--- START ---
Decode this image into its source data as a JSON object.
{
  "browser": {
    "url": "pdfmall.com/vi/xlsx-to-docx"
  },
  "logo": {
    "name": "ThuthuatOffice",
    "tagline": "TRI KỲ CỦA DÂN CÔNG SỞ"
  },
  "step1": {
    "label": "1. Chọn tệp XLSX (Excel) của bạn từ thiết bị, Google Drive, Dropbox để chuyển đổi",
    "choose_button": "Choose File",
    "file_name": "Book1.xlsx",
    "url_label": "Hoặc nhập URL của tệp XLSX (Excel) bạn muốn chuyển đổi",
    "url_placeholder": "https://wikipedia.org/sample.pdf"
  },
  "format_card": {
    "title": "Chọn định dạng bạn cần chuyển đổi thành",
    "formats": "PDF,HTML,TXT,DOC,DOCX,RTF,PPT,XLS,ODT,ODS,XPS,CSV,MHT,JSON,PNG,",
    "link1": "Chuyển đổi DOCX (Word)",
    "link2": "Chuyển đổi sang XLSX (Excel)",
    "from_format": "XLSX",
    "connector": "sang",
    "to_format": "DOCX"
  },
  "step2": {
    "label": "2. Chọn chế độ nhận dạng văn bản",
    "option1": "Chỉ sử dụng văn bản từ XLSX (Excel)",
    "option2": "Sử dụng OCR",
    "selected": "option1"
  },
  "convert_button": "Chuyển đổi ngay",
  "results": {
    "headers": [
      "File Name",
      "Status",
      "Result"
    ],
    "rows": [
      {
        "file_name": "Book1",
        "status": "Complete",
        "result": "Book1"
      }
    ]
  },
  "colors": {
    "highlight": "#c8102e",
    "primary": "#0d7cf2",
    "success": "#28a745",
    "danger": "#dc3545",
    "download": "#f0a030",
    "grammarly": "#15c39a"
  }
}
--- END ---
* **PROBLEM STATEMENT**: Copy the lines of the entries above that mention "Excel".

* **ANSWER TO THE PROBLEM**:
    "label": "1. Chọn tệp XLSX (Excel) của bạn từ thiết bị, Google Drive, Dropbox để chuyển đổi",
    "url_label": "Hoặc nhập URL của tệp XLSX (Excel) bạn muốn chuyển đổi",
    "link2": "Chuyển đổi sang XLSX (Excel)",
    "option1": "Chỉ sử dụng văn bản từ XLSX (Excel)",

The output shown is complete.